Measures cover prostitution, auto licensing and hemp
HELENA - The cost of licensing autos is going up, pimps face tougher punishment for peddling prostitutes and farmers could add hemp to their harvest as a result of new bills signed into law by Gov. Judy Martz.
Vehicle licenses will be more expensive because of a 50-cent increase in the fee used to pay for a state program that disposes of junk vehicles. The bill, which takes effect Jan. 1, 2002, applies to every new, renewed and transferred auto title registration.
The bill also doubles the $50 annual licensing fee for auto wrecking yards, with the additional money also being used to dispose of junked and abandoned vehicles.
Nearly 854,000 cars and light trucks, 214,000 title transactions and 188 wrecking yards will be subjected to the increase, which is expected to raise about $543,500 a year. Some of the money must be used to pay private tow truck operators for removing vehicles abandoned along roadways.
Supporters of the bill said the increase is needed to keep the junk vehicle program in the black. The price for scrap steel has declined so much that revenue from the junked vehicles has dropped 63 percent in the past two years.
The prostitution bill targets those who encourage women to become prostitutes, find customers for prostitutes and live even partly off the earnings of a prostitute.
The measure, which takes effect Oct. 1, changes the crime of promotion of prostitution from a misdemeanor to a felony, toughening the maximum penalty from $500 and six months in jail to $50,000 and 20 years in prison.
The bill also increases the punishment from 20 years to 100 years in prison for aggravated promotion of prostitution, such as involving a child in the business. It also allows a life sentence for a person who commits the crime against a child under 16.
Advocates of the harsher penalties said they are necessary to discourage those who would try to entice Montana girls into lives of slavery as part of interstate prostitution rings.
Montana farmers could have a new alternative crop for their fields, under a new law legalizing the growing of industrial hemp.
But the legislation has a catch: It doesn't take effect unless the federal government changes the law prohibiting hemp production or gives Montana an exemption from the ban.
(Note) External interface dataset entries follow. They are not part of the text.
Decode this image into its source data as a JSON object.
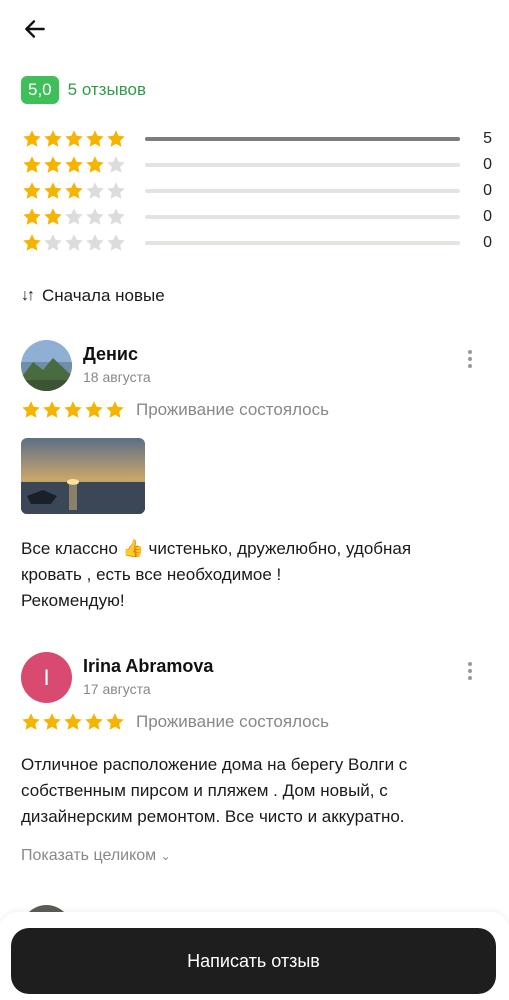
{
  "header": {
    "back_icon": "arrow-left-icon"
  },
  "rating": {
    "score": "5,0",
    "count_label": "5 отзывов",
    "badge_color": "#3fbf5a"
  },
  "distribution": [
    {
      "stars": 5,
      "count": "5",
      "fraction": 1.0
    },
    {
      "stars": 4,
      "count": "0",
      "fraction": 0
    },
    {
      "stars": 3,
      "count": "0",
      "fraction": 0
    },
    {
      "stars": 2,
      "count": "0",
      "fraction": 0
    },
    {
      "stars": 1,
      "count": "0",
      "fraction": 0
    }
  ],
  "sort": {
    "icon": "sort-arrows-icon",
    "label": "Сначала новые"
  },
  "reviews": [
    {
      "author": "Денис",
      "date": "18 августа",
      "rating": 5,
      "stay_label": "Проживание состоялось",
      "has_photo": true,
      "text_lines": [
        "Все классно 👍 чистенько, дружелюбно, удобная",
        "кровать , есть все необходимое !",
        "Рекомендую!"
      ]
    },
    {
      "author": "Irina Abramova",
      "avatar_letter": "I",
      "avatar_color": "#d84a70",
      "date": "17 августа",
      "rating": 5,
      "stay_label": "Проживание состоялось",
      "text_lines": [
        "Отличное расположение дома на берегу Волги с",
        "собственным пирсом и пляжем . Дом новый, с",
        "дизайнерским ремонтом. Все чисто и аккуратно."
      ],
      "show_more": "Показать целиком"
    }
  ],
  "footer": {
    "write_button": "Написать отзыв"
  },
  "colors": {
    "star": "#f5b400",
    "star_empty": "#dcdcdc",
    "primary_button": "#1e1e1e"
  }
}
Industrial hemp, the non-hallucinogenic cousin of marijuana, can be used to make clothing, food and even a type of plastic.
The bill would require all prospective hemp farmers to apply for a license, submit to federal and state background checks and certify that their seeds are low in the chemical in marijuana that produces a high.
While supporters praised the bill as providing a valuable option for farmers struggling to make ends meet, critics said marijuana growers will use fields of hemp to hide their illicit plants.
Another freshly signed measure repeals a 1999 law requiring Social Security numbers be obtained from anyone wanting a hunting or fishing license, but only if the federal government exempts the state from imposing such a mandate.
The law was passed under threat that the state would lose more than $100 million in federal funds that run the state program for collecting delinquent child support payments. Getting Social Security numbers from hunters and anglers is seen as a means of tracking down those owing money to their former spouses.
Other bills signed by Martz:
Provide a short-term source of money to schools by allowing the school trust to borrow up to $75 million from the state's coal trust to buy mineral rights on state lands and give net royalties to schools.
Mandate six months of treatment for those convicted a fourth or subsequent time of drunken driving.
Allow nursing homes to donate prescription drugs from current or former residents to poor and uninsured people.
Require the state Transportation Department to begin planning for expanding U.S. 2 across northern Montana into a four-lane highway.
Immediately ban smoking in all state-owned buildings, and mandate all buildings leased and occupied only by state government be smoke-free by July 1.
Toughen punishment for people feeding wild game animals, wasting game or allowing dogs to chase game animals.
Prohibit some sex offenders from living near schools, preschools, day-care centers and public parks.
Reduce from 15 percent to 5 percent the tax on coal sold to certain power plants built during the six years beginning Jan. 1, 2002.